Sustainability of Recycled Polyester
Nearly half of the world’s clothing is made of polyester and Greenpeace forecasts this amount to nearly double by 2030. The athleisure trend if one of the main reasons behind it: an increasing number of consumers are look for stretchier, more resistant garments. The problem is, polyester is not a sustainable textile option, as it is made from polyethylene terephthalate (PET), the most common type of plastic in the world. In short, the majority of our clothes come from crude oil, while the Intergovernmental Panel on Climate Change (IPCC) is calling for drastic actions to keep the world’s temperature to a maximum of 1.5 °C above pre-industrial levels.
A non-profit organization Textile Exchange challenged over 50 textile, apparel and retail companies (including giants like Adidas, H&M, Gap and Ikea) to increase their use of recycled polyester by 25 percent by 2020. It worked: last month, the organization issued a statement celebrating that signatories have not only met the goal two years before the deadline, they have actually exceeded it by upping their use of recycled polyester by 36 percent. In addition, twelve more companies have pledged to join the challenge this year. The organization forecasts 20 percent of all polyester to be recycled by 2030.
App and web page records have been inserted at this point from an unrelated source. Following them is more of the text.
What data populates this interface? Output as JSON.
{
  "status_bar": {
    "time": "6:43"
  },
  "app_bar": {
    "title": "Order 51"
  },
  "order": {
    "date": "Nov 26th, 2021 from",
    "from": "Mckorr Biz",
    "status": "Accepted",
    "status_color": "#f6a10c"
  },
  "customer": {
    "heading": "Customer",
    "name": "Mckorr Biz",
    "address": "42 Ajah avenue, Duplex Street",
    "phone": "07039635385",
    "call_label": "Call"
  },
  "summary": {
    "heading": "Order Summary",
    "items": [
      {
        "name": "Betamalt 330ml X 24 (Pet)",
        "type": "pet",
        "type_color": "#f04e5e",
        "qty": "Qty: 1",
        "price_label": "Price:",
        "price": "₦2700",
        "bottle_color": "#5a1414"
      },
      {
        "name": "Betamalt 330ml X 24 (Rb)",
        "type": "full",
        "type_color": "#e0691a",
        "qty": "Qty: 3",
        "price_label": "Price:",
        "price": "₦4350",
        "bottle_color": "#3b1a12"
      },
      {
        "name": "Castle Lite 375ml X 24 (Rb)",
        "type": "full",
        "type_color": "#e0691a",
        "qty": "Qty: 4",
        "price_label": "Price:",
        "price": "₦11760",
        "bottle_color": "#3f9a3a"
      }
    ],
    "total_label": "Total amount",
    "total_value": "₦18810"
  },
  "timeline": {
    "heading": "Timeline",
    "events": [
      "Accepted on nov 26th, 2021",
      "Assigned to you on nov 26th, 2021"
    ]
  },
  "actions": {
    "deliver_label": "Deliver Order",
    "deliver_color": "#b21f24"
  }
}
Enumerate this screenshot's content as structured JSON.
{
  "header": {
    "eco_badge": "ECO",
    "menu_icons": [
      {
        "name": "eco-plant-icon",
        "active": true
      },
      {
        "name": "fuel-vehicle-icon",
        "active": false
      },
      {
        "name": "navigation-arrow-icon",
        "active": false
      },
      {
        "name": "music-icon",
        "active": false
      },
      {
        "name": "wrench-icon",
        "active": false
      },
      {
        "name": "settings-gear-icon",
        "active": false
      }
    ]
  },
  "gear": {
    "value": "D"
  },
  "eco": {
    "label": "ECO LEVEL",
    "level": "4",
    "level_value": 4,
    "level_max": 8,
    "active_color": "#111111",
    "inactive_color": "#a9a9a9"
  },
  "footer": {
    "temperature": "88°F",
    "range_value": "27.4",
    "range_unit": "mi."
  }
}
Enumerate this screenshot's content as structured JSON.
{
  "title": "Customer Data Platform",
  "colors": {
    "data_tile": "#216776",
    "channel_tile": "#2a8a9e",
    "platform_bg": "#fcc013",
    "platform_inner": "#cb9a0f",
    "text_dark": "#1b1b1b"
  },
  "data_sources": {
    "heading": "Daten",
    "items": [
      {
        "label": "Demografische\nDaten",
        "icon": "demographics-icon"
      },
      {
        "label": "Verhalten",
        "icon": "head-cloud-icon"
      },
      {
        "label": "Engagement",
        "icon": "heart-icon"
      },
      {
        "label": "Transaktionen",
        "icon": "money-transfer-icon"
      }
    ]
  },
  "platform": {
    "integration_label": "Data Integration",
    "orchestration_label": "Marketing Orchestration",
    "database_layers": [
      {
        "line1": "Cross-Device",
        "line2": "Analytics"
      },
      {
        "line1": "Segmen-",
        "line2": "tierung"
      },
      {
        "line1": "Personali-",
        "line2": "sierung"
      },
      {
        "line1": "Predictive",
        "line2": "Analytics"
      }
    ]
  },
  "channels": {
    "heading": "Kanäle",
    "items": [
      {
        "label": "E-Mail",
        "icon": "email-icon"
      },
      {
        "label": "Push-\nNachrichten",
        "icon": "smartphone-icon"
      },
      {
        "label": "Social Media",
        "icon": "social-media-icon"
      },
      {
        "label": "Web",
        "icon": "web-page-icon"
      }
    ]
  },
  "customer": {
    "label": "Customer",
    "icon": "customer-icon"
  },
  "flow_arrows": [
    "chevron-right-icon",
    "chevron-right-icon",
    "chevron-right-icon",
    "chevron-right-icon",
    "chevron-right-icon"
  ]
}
Recycled polyester, also known as rPET, is obtained by melting down existing plastic and re-spinning it into new polyester fiber. While much attention is given to rPET made from plastic bottles and containers thrown away by consumers, in reality polyethylene terephthalate can be recycled from both post-industrial and post-consumer input materials. But, just to give an example, five soda bottles yield enough fiber for one extra large T-shirt. Nara Loca Abadi is a recycled plastic specialist that concerned about the earth and environment by promoting the use of recycled PET flakes, recycled PET chips, recycled PP & HDPE granules to various plastic and polyester manufacturers.